The bigger question is what is your exposure. What kinds of liability might you incur other than a product dispute, e.g., someone orders books and is dissatisfied. Check with your insurer locally--someone who does commercial insurance. You should be able to obtain insurance from a commercial carrier insuring you against reasonable and foreseeable risks no matter where the books are shipped.See question
For trading business especially with middle east side ! Can we do the business legally under LLC TYPE ? Business would be import or export or trading of good from usa to dubai or saudia
I am a business attorney and this issue comes up a lot. Whether you use an LLC or some type of corporation depends in part on who owns the U.S. company. There are various factors that go into the decision as to whether to use an LLC or something else. You can, of course, opt on the LLC.
You can generally do business in the Arab countries you mention. I have a few Tunisian clients doing business here. The regulations you face depend on the product or service you will provide.
Taxation is always another key factor to use in your assessment. Here again, taxation is tied in part to who owns the company and the form in which it is structured.
I would be happy to discuss without obligation if you like.
Ken SprangSee question

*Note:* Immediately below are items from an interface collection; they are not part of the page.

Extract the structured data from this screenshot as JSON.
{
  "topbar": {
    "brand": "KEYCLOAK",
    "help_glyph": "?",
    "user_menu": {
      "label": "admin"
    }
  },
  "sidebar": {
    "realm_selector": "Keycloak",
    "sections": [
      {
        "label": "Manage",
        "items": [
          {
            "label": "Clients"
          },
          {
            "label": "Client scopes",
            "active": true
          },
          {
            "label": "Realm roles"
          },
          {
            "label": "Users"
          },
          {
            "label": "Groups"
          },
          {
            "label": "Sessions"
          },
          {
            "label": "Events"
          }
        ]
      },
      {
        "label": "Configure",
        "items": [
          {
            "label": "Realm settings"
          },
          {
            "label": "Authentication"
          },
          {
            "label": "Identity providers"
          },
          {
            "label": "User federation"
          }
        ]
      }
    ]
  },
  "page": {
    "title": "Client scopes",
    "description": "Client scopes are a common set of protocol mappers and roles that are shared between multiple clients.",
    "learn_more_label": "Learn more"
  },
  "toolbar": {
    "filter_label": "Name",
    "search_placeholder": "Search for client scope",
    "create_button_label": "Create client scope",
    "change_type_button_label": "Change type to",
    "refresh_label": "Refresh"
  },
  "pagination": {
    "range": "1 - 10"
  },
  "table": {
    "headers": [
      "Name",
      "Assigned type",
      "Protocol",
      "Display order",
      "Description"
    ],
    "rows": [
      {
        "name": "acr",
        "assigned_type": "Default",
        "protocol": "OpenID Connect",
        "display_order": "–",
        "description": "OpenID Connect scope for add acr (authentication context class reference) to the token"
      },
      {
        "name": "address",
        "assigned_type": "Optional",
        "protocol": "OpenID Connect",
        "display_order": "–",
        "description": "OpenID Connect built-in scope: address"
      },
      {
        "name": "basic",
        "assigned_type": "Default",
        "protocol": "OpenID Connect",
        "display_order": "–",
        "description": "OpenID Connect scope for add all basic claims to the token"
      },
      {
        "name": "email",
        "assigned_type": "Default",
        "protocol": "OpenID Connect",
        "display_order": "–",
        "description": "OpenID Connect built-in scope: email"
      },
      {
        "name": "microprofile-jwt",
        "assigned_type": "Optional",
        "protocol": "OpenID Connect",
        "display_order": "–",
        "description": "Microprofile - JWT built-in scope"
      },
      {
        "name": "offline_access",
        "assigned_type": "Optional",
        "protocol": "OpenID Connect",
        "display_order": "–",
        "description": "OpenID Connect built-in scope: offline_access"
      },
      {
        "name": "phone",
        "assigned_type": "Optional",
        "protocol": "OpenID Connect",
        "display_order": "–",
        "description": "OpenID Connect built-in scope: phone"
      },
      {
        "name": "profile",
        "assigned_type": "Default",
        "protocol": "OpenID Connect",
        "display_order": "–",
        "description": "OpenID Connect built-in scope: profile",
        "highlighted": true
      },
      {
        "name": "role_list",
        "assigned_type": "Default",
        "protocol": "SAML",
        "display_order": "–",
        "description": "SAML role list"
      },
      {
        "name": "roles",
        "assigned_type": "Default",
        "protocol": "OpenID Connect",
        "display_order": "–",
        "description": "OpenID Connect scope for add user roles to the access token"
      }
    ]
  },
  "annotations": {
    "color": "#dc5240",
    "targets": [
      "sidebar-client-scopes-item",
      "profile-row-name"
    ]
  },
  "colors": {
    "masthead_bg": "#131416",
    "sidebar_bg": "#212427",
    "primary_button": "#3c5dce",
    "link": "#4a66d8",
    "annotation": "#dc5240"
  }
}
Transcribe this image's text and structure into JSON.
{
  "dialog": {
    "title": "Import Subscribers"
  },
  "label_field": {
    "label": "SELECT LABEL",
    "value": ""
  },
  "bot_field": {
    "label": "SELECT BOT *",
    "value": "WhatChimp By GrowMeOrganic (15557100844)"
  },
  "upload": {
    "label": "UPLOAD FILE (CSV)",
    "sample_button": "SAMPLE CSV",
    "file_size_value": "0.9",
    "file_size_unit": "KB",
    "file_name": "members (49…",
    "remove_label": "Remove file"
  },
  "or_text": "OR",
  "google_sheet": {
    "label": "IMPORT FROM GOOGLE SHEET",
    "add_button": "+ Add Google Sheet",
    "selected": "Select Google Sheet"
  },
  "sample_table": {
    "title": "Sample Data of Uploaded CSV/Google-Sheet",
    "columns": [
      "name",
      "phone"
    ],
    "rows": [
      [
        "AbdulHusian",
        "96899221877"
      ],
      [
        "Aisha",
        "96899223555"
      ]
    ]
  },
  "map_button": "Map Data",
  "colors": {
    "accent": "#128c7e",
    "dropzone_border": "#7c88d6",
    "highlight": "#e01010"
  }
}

We are two co-founders, formed a Delaware C-Corp in Feb 2015, established with 1000 shares at no par value, Ownership is divided 60-40 between the co-founders, we then filed an amendment & increased the shares to 15M at 0.0001 par value (we didn...
You may be putting the cart before the horse here. Why have you gone to 15 million shares with no investors on hand. If you get outside investors they will be clear what they want. If your shares are truly worth $0, you might be able to do a rather exotic stock split and give yourselves the 12 million shares. I am also wondering whether you have proper bylaws, etc. and whether directors have been properly elected and shares properly issued.
My partner and I do a good deal of this kind of work and much of it in Delaware. To be helpful I would want a great deal more information, including the nature of your business, the product or service to be sold, and whether you have the requisite business plan and financials for outside investors. I am also wondering why you have chosen a C corp rather than making an S corp election, unless you know you are going to have institutional investors in short order.
You are in an arena where you could shoot yourselves in the foot and raise questions in the minds of investors absent your retaining counsel to make sure all is in order.See question